**Problem description**
Whatever appears in the data below, copy it exactly.

**Data for review**
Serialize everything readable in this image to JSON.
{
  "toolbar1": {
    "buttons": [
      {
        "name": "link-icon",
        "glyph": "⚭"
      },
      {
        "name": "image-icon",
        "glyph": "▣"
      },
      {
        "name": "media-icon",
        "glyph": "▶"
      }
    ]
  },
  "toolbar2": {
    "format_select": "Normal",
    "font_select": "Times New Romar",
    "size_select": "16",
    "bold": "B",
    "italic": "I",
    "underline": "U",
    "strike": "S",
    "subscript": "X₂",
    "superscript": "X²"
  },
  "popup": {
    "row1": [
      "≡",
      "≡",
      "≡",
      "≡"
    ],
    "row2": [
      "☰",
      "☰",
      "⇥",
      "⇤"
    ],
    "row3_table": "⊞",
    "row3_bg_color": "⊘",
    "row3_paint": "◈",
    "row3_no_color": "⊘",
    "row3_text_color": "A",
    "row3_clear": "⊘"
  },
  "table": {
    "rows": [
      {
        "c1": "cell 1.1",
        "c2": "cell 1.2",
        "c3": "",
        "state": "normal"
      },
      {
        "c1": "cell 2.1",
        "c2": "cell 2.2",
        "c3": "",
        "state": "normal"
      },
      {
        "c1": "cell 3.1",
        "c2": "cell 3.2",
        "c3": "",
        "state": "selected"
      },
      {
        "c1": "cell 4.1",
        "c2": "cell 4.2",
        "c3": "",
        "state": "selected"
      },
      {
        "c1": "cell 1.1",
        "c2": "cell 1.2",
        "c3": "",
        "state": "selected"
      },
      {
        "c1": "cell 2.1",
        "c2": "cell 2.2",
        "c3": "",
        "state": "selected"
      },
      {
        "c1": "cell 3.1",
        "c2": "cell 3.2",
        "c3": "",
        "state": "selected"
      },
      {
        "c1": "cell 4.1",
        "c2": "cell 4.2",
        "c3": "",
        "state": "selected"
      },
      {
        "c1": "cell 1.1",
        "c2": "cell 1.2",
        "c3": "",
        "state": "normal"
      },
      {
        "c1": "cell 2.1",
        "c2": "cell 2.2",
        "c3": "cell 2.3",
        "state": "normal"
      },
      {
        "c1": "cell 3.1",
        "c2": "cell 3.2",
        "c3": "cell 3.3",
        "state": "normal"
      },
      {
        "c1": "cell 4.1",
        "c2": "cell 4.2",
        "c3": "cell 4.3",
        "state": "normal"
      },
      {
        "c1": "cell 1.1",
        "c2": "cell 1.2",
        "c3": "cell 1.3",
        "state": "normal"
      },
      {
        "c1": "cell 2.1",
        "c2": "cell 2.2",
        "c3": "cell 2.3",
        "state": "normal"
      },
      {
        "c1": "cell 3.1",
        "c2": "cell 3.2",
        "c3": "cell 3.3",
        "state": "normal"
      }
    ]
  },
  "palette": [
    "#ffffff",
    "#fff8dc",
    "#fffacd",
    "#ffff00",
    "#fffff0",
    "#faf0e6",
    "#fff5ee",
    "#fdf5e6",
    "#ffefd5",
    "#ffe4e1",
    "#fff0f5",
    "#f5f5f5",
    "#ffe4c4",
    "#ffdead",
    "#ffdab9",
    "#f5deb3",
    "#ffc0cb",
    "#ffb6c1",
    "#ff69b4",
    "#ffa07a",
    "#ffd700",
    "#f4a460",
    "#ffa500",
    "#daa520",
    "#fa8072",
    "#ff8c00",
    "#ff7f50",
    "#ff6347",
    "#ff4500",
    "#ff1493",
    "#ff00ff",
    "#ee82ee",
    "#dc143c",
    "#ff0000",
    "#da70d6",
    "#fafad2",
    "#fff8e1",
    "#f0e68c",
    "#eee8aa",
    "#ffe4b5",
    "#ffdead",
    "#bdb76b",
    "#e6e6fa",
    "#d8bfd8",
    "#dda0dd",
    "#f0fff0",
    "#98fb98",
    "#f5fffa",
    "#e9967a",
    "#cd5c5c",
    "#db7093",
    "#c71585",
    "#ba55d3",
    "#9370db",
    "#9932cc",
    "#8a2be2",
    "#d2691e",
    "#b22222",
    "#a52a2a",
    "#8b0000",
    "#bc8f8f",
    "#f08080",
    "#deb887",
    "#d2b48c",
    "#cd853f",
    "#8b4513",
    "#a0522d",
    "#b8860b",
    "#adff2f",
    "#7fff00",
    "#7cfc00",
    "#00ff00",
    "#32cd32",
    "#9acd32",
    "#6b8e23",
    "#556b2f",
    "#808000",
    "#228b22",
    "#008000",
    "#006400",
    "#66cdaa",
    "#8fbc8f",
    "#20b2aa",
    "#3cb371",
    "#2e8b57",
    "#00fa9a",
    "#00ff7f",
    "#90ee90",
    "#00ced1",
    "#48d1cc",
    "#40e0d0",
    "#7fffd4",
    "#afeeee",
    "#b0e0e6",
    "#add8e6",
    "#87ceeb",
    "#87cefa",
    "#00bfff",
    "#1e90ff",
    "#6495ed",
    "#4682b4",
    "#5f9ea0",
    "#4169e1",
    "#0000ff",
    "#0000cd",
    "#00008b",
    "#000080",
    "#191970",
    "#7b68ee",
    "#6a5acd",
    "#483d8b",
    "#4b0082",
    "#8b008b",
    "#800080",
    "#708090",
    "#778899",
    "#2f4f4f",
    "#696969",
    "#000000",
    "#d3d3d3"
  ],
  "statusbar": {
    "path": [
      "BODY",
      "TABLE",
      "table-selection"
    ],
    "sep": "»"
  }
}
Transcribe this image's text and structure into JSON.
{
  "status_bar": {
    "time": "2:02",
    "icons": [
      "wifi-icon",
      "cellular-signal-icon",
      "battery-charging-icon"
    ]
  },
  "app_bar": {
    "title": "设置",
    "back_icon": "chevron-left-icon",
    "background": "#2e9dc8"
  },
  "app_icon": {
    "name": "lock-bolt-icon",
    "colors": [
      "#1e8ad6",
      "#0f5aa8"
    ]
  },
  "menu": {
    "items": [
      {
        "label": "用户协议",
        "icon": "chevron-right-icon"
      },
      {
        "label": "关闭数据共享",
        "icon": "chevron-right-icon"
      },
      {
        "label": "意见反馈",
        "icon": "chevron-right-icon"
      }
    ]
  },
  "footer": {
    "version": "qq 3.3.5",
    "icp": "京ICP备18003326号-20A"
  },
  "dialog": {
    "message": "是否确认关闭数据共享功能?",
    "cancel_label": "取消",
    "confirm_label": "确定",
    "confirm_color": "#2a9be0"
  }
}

**Result**
Serialize everything readable in this image to JSON.
{
  "toolbar1": {
    "buttons": [
      {
        "name": "link-icon",
        "glyph": "⚭"
      },
      {
        "name": "image-icon",
        "glyph": "▣"
      },
      {
        "name": "media-icon",
        "glyph": "▶"
      }
    ]
  },
  "toolbar2": {
    "format_select": "Normal",
    "font_select": "Times New Romar",
    "size_select": "16",
    "bold": "B",
    "italic": "I",
    "underline": "U",
    "strike": "S",
    "subscript": "X₂",
    "superscript": "X²"
  },
  "popup": {
    "row1": [
      "≡",
      "≡",
      "≡",
      "≡"
    ],
    "row2": [
      "☰",
      "☰",
      "⇥",
      "⇤"
    ],
    "row3_table": "⊞",
    "row3_bg_color": "⊘",
    "row3_paint": "◈",
    "row3_no_color": "⊘",
    "row3_text_color": "A",
    "row3_clear": "⊘"
  },
  "table": {
    "rows": [
      {
        "c1": "cell 1.1",
        "c2": "cell 1.2",
        "c3": "",
        "state": "normal"
      },
      {
        "c1": "cell 2.1",
        "c2": "cell 2.2",
        "c3": "",
        "state": "normal"
      },
      {
        "c1": "cell 3.1",
        "c2": "cell 3.2",
        "c3": "",
        "state": "selected"
      },
      {
        "c1": "cell 4.1",
        "c2": "cell 4.2",
        "c3": "",
        "state": "selected"
      },
      {
        "c1": "cell 1.1",
        "c2": "cell 1.2",
        "c3": "",
        "state": "selected"
      },
      {
        "c1": "cell 2.1",
        "c2": "cell 2.2",
        "c3": "",
        "state": "selected"
      },
      {
        "c1": "cell 3.1",
        "c2": "cell 3.2",
        "c3": "",
        "state": "selected"
      },
      {
        "c1": "cell 4.1",
        "c2": "cell 4.2",
        "c3": "",
        "state": "selected"
      },
      {
        "c1": "cell 1.1",
        "c2": "cell 1.2",
        "c3": "",
        "state": "normal"
      },
      {
        "c1": "cell 2.1",
        "c2": "cell 2.2",
        "c3": "cell 2.3",
        "state": "normal"
      },
      {
        "c1": "cell 3.1",
        "c2": "cell 3.2",
        "c3": "cell 3.3",
        "state": "normal"
      },
      {
        "c1": "cell 4.1",
        "c2": "cell 4.2",
        "c3": "cell 4.3",
        "state": "normal"
      },
      {
        "c1": "cell 1.1",
        "c2": "cell 1.2",
        "c3": "cell 1.3",
        "state": "normal"
      },
      {
        "c1": "cell 2.1",
        "c2": "cell 2.2",
        "c3": "cell 2.3",
        "state": "normal"
      },
      {
        "c1": "cell 3.1",
        "c2": "cell 3.2",
        "c3": "cell 3.3",
        "state": "normal"
      }
    ]
  },
  "palette": [
    "#ffffff",
    "#fff8dc",
    "#fffacd",
    "#ffff00",
    "#fffff0",
    "#faf0e6",
    "#fff5ee",
    "#fdf5e6",
    "#ffefd5",
    "#ffe4e1",
    "#fff0f5",
    "#f5f5f5",
    "#ffe4c4",
    "#ffdead",
    "#ffdab9",
    "#f5deb3",
    "#ffc0cb",
    "#ffb6c1",
    "#ff69b4",
    "#ffa07a",
    "#ffd700",
    "#f4a460",
    "#ffa500",
    "#daa520",
    "#fa8072",
    "#ff8c00",
    "#ff7f50",
    "#ff6347",
    "#ff4500",
    "#ff1493",
    "#ff00ff",
    "#ee82ee",
    "#dc143c",
    "#ff0000",
    "#da70d6",
    "#fafad2",
    "#fff8e1",
    "#f0e68c",
    "#eee8aa",
    "#ffe4b5",
    "#ffdead",
    "#bdb76b",
    "#e6e6fa",
    "#d8bfd8",
    "#dda0dd",
    "#f0fff0",
    "#98fb98",
    "#f5fffa",
    "#e9967a",
    "#cd5c5c",
    "#db7093",
    "#c71585",
    "#ba55d3",
    "#9370db",
    "#9932cc",
    "#8a2be2",
    "#d2691e",
    "#b22222",
    "#a52a2a",
    "#8b0000",
    "#bc8f8f",
    "#f08080",
    "#deb887",
    "#d2b48c",
    "#cd853f",
    "#8b4513",
    "#a0522d",
    "#b8860b",
    "#adff2f",
    "#7fff00",
    "#7cfc00",
    "#00ff00",
    "#32cd32",
    "#9acd32",
    "#6b8e23",
    "#556b2f",
    "#808000",
    "#228b22",
    "#008000",
    "#006400",
    "#66cdaa",
    "#8fbc8f",
    "#20b2aa",
    "#3cb371",
    "#2e8b57",
    "#00fa9a",
    "#00ff7f",
    "#90ee90",
    "#00ced1",
    "#48d1cc",
    "#40e0d0",
    "#7fffd4",
    "#afeeee",
    "#b0e0e6",
    "#add8e6",
    "#87ceeb",
    "#87cefa",
    "#00bfff",
    "#1e90ff",
    "#6495ed",
    "#4682b4",
    "#5f9ea0",
    "#4169e1",
    "#0000ff",
    "#0000cd",
    "#00008b",
    "#000080",
    "#191970",
    "#7b68ee",
    "#6a5acd",
    "#483d8b",
    "#4b0082",
    "#8b008b",
    "#800080",
    "#708090",
    "#778899",
    "#2f4f4f",
    "#696969",
    "#000000",
    "#d3d3d3"
  ],
  "statusbar": {
    "path": [
      "BODY",
      "TABLE",
      "table-selection"
    ],
    "sep": "»"
  }
}
Transcribe this image's text and structure into JSON.
{
  "status_bar": {
    "time": "2:02",
    "icons": [
      "wifi-icon",
      "cellular-signal-icon",
      "battery-charging-icon"
    ]
  },
  "app_bar": {
    "title": "设置",
    "back_icon": "chevron-left-icon",
    "background": "#2e9dc8"
  },
  "app_icon": {
    "name": "lock-bolt-icon",
    "colors": [
      "#1e8ad6",
      "#0f5aa8"
    ]
  },
  "menu": {
    "items": [
      {
        "label": "用户协议",
        "icon": "chevron-right-icon"
      },
      {
        "label": "关闭数据共享",
        "icon": "chevron-right-icon"
      },
      {
        "label": "意见反馈",
        "icon": "chevron-right-icon"
      }
    ]
  },
  "footer": {
    "version": "qq 3.3.5",
    "icp": "京ICP备18003326号-20A"
  },
  "dialog": {
    "message": "是否确认关闭数据共享功能?",
    "cancel_label": "取消",
    "confirm_label": "确定",
    "confirm_color": "#2a9be0"
  }
}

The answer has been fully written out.